The Royal Society and CBI have launched a new report finding that to support science, technology, engineering and mathematics (STEM) education in the UK, businesses need to collaborate more with teachers.
With most young people saying they pursued STEM subjects due to an inspirational teacher, working with teachers is the best way to secure the UK’s future STEM workforce.
Making education your business: A practical guide to supporting STEM teaching in schools and colleges sets out five steps to help businesses structure their work with schools and colleges.
The Royal Society and CBI have produced a practical guide, which features case studies illustrating how businesses like Dyson and IBM, as well as smaller companies, have successfully worked with schools and colleges.
The Royal Society strongly advocates better engagement between teachers, industry and academia. Supporting teachers to deliver high quality STEM allows teachers and young people to see where STEM subjects can take them and relate the classroom curriculum to real world, work-related examples.
Inspirational teachers clearly have a central role to play in showing young people that studying STEM will help them take advantage of the exciting opportunities our increasingly technologically driven and globally-connected world has to offer – Tom McLeish
Businesses already recognise the positive role they can play in education, as demonstrated by CBI and Pearson’s latest Education and Skills Survey which showed that over 70% of companies have links with at least one school or college. However, the widening skills gap and fast-changing economy demonstrate the need for more to be done to support education – particularly in STEM careers where there is an acute workforce shortage.
The benefits of education engagement for businesses can be significant, from staff development and skills building, to community relations and competitive brand positioning.
Professor Tom McLeish, Chair of the Royal Society’s Education Committee, said: “Inspirational teachers clearly have a central role to play in showing young people that studying STEM will help them take advantage of the exciting opportunities our increasingly technologically driven and globally-connected world has to offer.
“By working together with teachers and forging strong links with schools and colleges businesses can support STEM teaching and invest in the UK’s future workforce. Many UK businesses already use their skills and know-how to have a positive impact in schools and colleges across the UK. We hope this practical guide will make it easier for businesses of all sizes to support STEM education in imaginative ways, and design an effective school or college programme which supports teachers and inspires the next generation of STEM professionals.”

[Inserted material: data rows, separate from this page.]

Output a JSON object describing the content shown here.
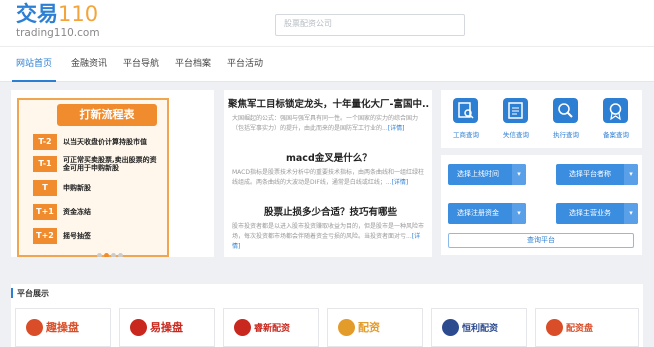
{
  "header": {
    "logo_cn": "交易",
    "logo_num": "110",
    "logo_sub": "trading110.com",
    "search_placeholder": "股票配资公司"
  },
  "nav": {
    "items": [
      "网站首页",
      "金融资讯",
      "平台导航",
      "平台档案",
      "平台活动"
    ]
  },
  "banner": {
    "title": "打新流程表",
    "steps": [
      {
        "tag": "T-2",
        "text": "以当天收盘价计算持股市值"
      },
      {
        "tag": "T-1",
        "text": "可正常买卖股票,卖出股票的资金可用于申购新股"
      },
      {
        "tag": "T",
        "text": "申购新股"
      },
      {
        "tag": "T+1",
        "text": "资金冻结"
      },
      {
        "tag": "T+2",
        "text": "摇号抽签"
      }
    ]
  },
  "news": [
    {
      "title": "聚焦军工目标锁定龙头，十年量化大厂-富国中...",
      "body": "大国崛起的公式：强国与强军具有同一性。一个国家的实力的综合国力（包括军事实力）的提升，由此而来的是国防军工行业的...",
      "more": "[详情]"
    },
    {
      "title": "macd金叉是什么？",
      "body": "MACD指标是股票技术分析中的重要技术指标，由两条曲线和一组红绿柱线组成。两条曲线的大波动是DIF线，通常是白线或红线；...",
      "more": "[详情]"
    },
    {
      "title": "股票止损多少合适？技巧有哪些",
      "body": "股市投资者都是以进入股市投资赚取收益为目的，但是股市是一种风险市场，每次投资都市场都会伴随着资金亏损的风险。当投资者面对亏...",
      "more": "[详情]"
    }
  ],
  "tools": [
    {
      "label": "工商查询",
      "icon": "search-doc-icon"
    },
    {
      "label": "失信查询",
      "icon": "list-check-icon"
    },
    {
      "label": "执行查询",
      "icon": "gavel-icon"
    },
    {
      "label": "备案查询",
      "icon": "badge-icon"
    }
  ],
  "filters": {
    "items": [
      "选择上线时间",
      "选择平台者称",
      "选择注册资金",
      "选择主营业务"
    ],
    "query": "查询平台"
  },
  "platform": {
    "title": "平台展示",
    "items": [
      {
        "name": "趣操盘",
        "color": "#d94d28"
      },
      {
        "name": "易操盘",
        "color": "#c8281e"
      },
      {
        "name": "睿新配资",
        "color": "#c8281e"
      },
      {
        "name": "配资",
        "color": "#e39b2a"
      },
      {
        "name": "恒利配资",
        "color": "#2c4b8f"
      },
      {
        "name": "配资盘",
        "color": "#d94d28"
      }
    ]
  },
  "colors": {
    "accent": "#2d7fd3",
    "orange": "#f08c2e"
  }
}
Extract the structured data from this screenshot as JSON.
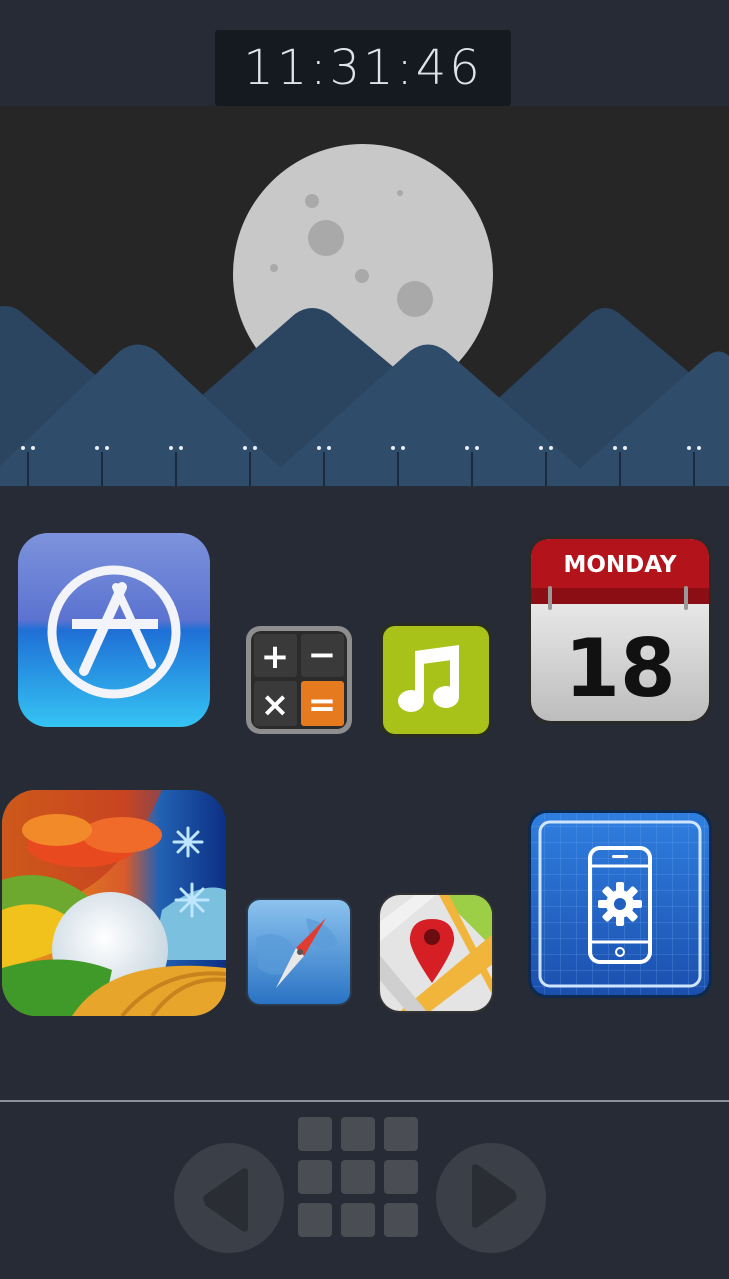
{
  "status": {
    "time": "11:31:46"
  },
  "apps": {
    "app_store": {
      "name": "App Store"
    },
    "calculator": {
      "name": "Calculator",
      "symbols": [
        "+",
        "−",
        "×",
        "="
      ]
    },
    "music": {
      "name": "Music"
    },
    "calendar": {
      "name": "Calendar",
      "day_name": "MONDAY",
      "day_number": "18"
    },
    "weather": {
      "name": "Weather"
    },
    "safari": {
      "name": "Safari"
    },
    "maps": {
      "name": "Maps"
    },
    "settings": {
      "name": "Settings"
    }
  },
  "dock": {
    "prev_icon": "triangle-left-icon",
    "grid_icon": "app-grid-icon",
    "next_icon": "triangle-right-icon"
  },
  "colors": {
    "background": "#262b36",
    "clock_bg": "#151920",
    "mountain": "#2b4561",
    "moon": "#c8c8c8",
    "calendar_red": "#b3141c",
    "music_green": "#a8c21a"
  }
}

Neil Carberry, CBI Director for employment and skills policy, said: “Many industries rely on a supply of science talent, at both graduate and technician level, but shortages are appearing that will hold our economy back.
“Businesses of all sizes are facing a serious challenge to access enough of these skills to compete and grow, so we must equip more young people with the skills that will create flourishing careers and allow them take advantage of future opportunities.
“Many firms work closely with schools in their communities, but more can always be done so we must ensure these interactions not only have a clear goal but also support teachers in inspiring pupils to pursuing these critical subjects.”
Publication of this guide coincides with the launch of a new report from Project ENTHUSE, a partnership between businesses, charities and government that provides funding and support for high-quality professional development for teachers and technicians in the STEM subjects.
“Why your business should go back to school: how you can inspire the next STEM generation to help businesses support STEM in schools” offers guidance for businesses that are looking to provide support and inspiration for STEM in schools. You can download the report here: www.stem.org.uk/next-generation.